That's a lot to think about but it's my view on where the WWW is headed. Yes, there will be no end to spam and attempts to manipulate SERPS, but at the same time the effort to identify, find or produce signals of value and quality - especially signals that "your time won't be wasted" by engaging this or that website - will be on the rise.
So, if you are going to offer a service that includes seeking or delivering links to directories I might suggest that you develop your own list based upon criteria I've discussed and others that you might develop. AND forget PR - anywhere and everywhere in the criteria.
Maybe your best criteria might be "Would I bookmark this directory"? I think, given Google's propensity for aggregating user data, that might not be a bad "decision point" when it comes to choosing where to seek to place links for clients, especially when it comes to directories.

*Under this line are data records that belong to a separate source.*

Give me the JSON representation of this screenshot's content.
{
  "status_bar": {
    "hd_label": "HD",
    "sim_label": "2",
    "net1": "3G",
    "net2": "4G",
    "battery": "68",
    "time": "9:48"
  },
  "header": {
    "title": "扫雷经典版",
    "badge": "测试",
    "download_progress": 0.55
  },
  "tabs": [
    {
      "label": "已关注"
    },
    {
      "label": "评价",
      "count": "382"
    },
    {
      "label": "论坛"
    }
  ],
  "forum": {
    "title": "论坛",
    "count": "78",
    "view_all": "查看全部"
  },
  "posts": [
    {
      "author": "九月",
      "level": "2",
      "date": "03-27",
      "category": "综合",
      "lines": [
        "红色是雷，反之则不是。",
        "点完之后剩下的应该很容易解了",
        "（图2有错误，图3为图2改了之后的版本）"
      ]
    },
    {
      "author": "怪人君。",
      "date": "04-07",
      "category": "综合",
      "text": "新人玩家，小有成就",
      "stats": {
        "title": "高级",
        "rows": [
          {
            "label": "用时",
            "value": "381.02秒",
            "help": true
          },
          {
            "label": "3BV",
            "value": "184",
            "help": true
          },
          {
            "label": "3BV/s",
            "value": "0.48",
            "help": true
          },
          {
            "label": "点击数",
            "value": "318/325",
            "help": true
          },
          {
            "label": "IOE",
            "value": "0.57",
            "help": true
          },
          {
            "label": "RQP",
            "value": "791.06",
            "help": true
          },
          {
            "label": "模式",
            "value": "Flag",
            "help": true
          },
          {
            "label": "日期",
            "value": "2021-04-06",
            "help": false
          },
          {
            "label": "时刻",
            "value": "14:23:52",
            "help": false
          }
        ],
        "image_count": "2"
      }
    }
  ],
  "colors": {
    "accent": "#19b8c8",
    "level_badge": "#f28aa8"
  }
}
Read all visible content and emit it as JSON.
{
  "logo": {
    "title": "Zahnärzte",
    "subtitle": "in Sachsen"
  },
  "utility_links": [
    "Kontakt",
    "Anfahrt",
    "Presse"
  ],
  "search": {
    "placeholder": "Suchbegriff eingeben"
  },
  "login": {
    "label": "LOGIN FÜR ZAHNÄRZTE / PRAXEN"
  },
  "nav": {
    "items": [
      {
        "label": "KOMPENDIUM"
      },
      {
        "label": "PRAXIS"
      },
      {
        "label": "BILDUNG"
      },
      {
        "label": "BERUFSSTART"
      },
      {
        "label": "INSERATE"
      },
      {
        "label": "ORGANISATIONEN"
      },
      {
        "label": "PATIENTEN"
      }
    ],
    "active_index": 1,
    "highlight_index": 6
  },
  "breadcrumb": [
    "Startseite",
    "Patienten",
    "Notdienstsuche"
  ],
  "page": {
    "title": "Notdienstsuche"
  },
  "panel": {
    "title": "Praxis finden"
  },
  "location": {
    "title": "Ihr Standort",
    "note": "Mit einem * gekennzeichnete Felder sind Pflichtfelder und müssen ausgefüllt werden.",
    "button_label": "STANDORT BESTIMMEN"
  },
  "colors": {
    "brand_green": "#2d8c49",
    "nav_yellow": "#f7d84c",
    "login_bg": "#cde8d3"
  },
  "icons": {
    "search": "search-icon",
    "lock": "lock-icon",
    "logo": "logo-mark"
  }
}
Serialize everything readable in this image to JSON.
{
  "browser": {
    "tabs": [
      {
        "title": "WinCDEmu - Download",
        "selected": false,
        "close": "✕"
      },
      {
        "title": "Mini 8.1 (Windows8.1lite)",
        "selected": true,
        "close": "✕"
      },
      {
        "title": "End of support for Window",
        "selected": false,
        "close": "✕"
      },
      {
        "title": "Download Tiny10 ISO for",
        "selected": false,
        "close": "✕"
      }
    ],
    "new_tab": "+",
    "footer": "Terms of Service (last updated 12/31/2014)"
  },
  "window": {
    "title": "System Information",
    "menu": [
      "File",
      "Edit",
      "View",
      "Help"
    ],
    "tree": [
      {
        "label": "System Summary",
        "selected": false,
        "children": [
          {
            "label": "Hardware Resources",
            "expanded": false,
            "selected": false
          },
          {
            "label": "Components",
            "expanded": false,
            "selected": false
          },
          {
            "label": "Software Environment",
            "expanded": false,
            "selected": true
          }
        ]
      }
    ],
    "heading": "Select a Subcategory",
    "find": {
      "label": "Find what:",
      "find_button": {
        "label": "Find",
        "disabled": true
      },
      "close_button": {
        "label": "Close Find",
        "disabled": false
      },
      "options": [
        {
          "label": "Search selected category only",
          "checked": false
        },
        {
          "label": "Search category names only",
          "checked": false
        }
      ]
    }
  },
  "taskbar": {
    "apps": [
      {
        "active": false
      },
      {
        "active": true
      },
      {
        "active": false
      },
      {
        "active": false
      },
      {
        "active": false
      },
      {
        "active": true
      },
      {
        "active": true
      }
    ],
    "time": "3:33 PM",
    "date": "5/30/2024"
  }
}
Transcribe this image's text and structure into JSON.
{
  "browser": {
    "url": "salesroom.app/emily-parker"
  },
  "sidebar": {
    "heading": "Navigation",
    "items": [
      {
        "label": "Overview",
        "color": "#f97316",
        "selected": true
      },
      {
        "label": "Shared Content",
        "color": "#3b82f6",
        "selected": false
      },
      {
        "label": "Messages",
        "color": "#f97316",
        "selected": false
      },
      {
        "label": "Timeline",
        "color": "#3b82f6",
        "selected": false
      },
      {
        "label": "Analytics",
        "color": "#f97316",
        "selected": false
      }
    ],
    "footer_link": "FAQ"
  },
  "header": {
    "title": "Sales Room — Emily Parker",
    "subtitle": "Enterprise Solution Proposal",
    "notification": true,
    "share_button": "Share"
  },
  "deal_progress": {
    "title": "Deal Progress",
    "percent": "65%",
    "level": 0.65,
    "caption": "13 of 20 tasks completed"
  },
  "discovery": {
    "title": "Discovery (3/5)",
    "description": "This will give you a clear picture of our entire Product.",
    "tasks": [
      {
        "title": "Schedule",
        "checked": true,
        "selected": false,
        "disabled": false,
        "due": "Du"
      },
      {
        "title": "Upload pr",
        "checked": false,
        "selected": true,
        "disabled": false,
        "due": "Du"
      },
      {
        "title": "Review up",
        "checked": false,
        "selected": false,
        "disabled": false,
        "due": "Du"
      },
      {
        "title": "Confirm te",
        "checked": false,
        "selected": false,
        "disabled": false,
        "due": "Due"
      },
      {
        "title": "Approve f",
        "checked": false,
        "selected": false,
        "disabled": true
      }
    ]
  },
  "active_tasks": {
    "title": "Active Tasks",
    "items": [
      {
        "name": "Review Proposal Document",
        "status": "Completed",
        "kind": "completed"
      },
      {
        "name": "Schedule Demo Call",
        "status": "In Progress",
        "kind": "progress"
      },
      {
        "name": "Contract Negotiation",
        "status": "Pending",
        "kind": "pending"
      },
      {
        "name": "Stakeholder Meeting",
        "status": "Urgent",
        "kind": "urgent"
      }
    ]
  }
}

Hold this final thought: Do you remember the scene in "Miracle on 34th Street" where Macy's trumps Bamberger's by doing the right thing and "making the referral"? When a search engine chooses to send "a searcher to a search competitor" is it doing the Macy's v. Bamberger's thing? Would it be a good thing to only make that referral IF "the other guy did this particular search better"? When you choose a directory to seek a link from it for a client's website are you asking yourself the question: "Is this just another link (Google looks askance) OR is this website doing something just a bit better than Google in this instance?" There are myriad ways in which a variety of directories that I'm familiar with "do it better than Google", for now, but Google is always working to "do it better" themselves. (Note the bulked up local listings atop Google, for example, and ask yourself what challenge "that design change" was intended to meet or counter in the directory space.)
Alrighty, I'm sure that worked, right? I mean, as always, I've answered a direct question directly, made things perfectly clean, and delivered new insights, right? Argh. Well, hopefully, I at least haven't muddied things or wasted your time. As I often say "Food for thought" . . and indigestion. :-P
All other opinions welcome as I wouldn't want to lead UKSEO off the cliff that I'm likely headed towards myself. :)
[edited by: Webwork at 5:47 pm (utc) on June 13, 2008]